Just to let you know I listened to TONG TANA early this morning. Loved your piece and can see how much work you put into editing it together into the theme of being at one with nature and the impact of the ‘cutting’. As I listened I had the pouring rain dominating my left ear and the Sarawak forest sounds in the other. I could have tuned into the symphony of the forest for a lot longer as it infiltrated every cell of my body and sent me somewhere else. One cannot imagine the loss to those people whose soul and being has been accompanied by those sounds to give meaning to their existence for aeons.
Sue, Australia
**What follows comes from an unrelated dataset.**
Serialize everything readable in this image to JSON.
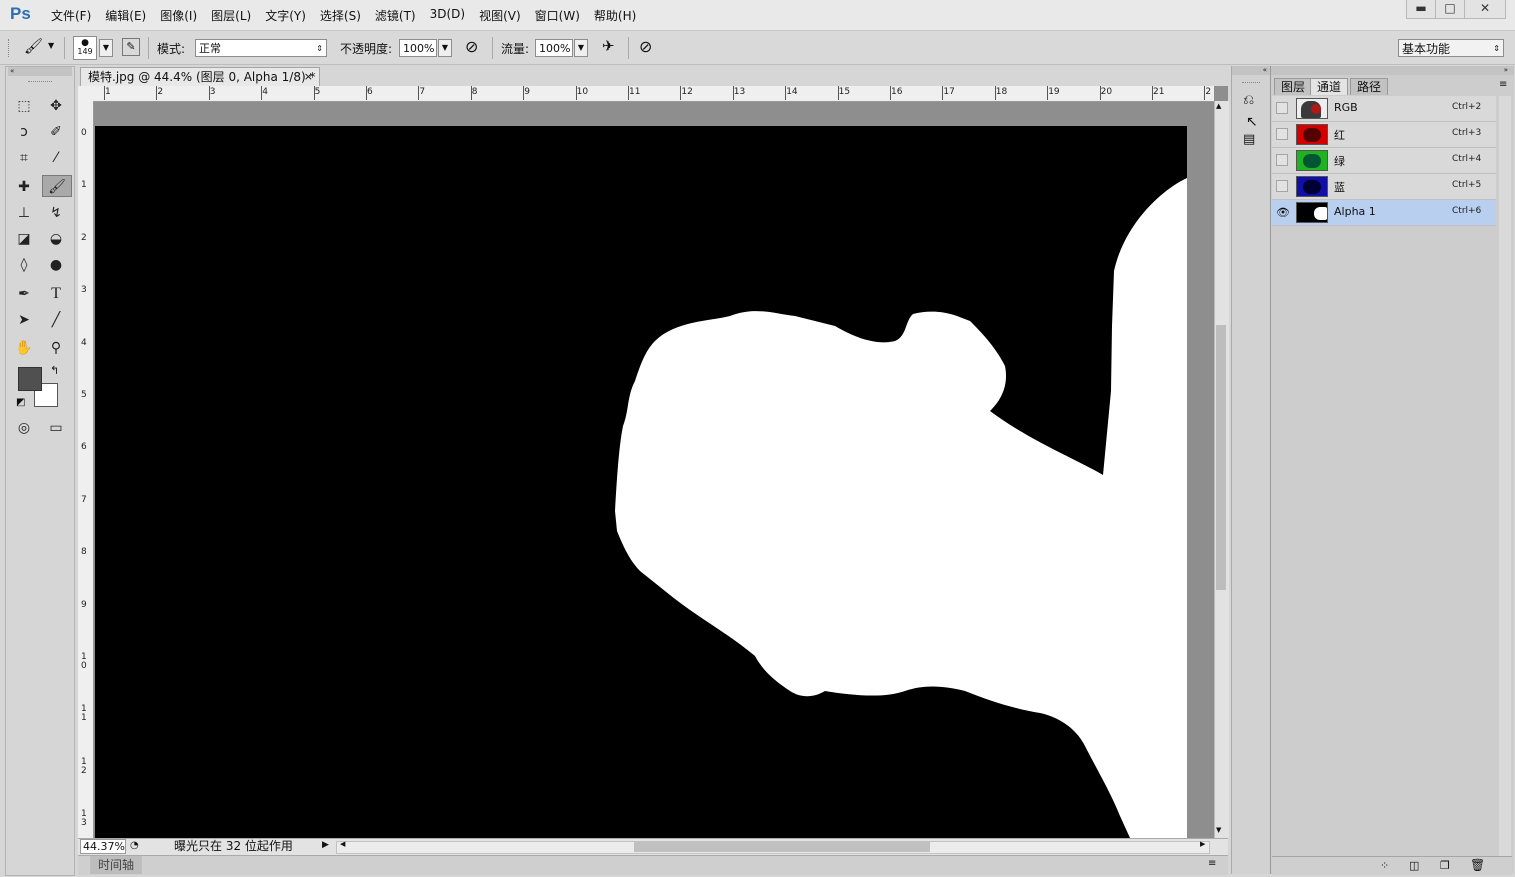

Its really wonderful. Thank you for sharing.
What amazingly beautiful secrets are in that forest.
Tamara, Austria

Riveted to the spot by your intensely compassionate work…. I hardly took a breath…. I’m deeply moved by what I was emersed in…
Rachel, Australia

It’s really beautiful…
I’m listening to this on a gorgeous Sydney day. The rain has finally stopped. I’m feeling it all.
Anon, Sydney, Australia

Yes this is truly a beautiful piece
Anon, South India

Tokyo Haiku

Tokyo Haiku

Tokyo Kaiku

A snapshot of impressions and inspirations from a three-week stay in Tokyo.



A snapshot of impressions and inspirations from a three-week stay in Tokyo whilst the earth rumbled below and the night sky lit by a nuclear-powered city.

I spent near on a month in Japan, most of it in Tokyo… It was my good fortune to have access to a bicycle on which I experienced an entirely different Tokyo… mostly of an evening I would ride, as if floating, under a low, often steel grey sky, slightly back-lit by the red pulse of the city. It was summer…

Tokyo Haiku is a snapshot of my impressions, a glimpse of what I had seen and heard. It is but a breath…

Filmed, recorded and composed in August 2008.